• What to work on: Isolate every line in the records below with "title" in it.

• Data extracts:
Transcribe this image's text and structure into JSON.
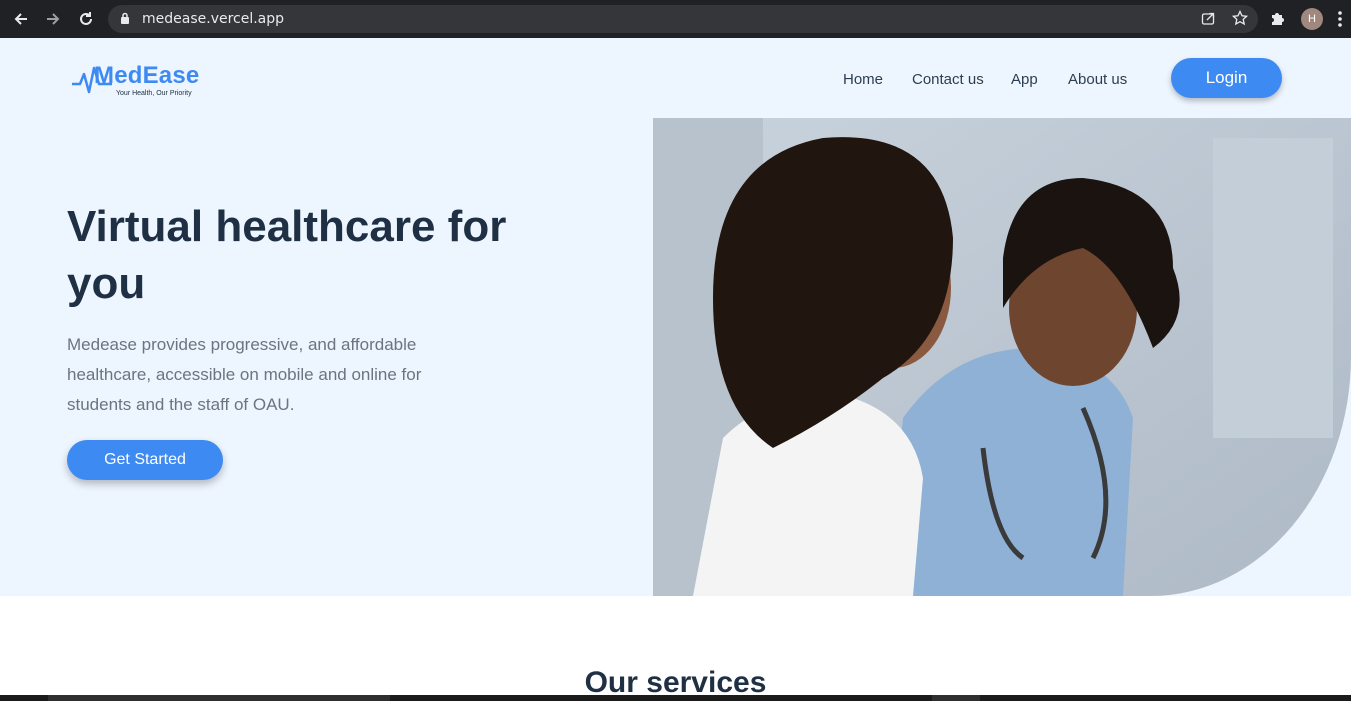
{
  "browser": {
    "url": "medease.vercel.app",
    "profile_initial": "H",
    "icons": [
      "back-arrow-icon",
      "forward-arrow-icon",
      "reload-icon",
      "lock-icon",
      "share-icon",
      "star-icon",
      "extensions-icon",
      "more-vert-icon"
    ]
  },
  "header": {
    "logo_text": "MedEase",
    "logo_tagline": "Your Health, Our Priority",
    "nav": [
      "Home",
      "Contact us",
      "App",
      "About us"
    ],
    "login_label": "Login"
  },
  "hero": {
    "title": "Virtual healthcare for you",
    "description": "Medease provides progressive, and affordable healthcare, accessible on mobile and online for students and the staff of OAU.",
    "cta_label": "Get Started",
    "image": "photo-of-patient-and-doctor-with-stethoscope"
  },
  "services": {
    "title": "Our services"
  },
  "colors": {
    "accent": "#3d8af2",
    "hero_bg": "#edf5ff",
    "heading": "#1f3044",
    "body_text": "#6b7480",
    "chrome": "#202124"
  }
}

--

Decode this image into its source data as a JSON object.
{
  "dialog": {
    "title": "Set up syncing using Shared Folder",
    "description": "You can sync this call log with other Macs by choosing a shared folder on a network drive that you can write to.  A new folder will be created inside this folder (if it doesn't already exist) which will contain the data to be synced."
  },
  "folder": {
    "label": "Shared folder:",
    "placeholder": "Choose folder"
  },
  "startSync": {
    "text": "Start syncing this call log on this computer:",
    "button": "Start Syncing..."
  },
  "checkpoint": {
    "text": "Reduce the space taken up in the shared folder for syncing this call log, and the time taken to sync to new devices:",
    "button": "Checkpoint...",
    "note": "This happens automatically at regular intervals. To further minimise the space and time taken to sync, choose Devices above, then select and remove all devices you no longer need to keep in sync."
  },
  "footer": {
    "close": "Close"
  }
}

• Exercise response:
    "title": "Virtual healthcare for you",
    "title": "Our services"
    "title": "Set up syncing using Shared Folder",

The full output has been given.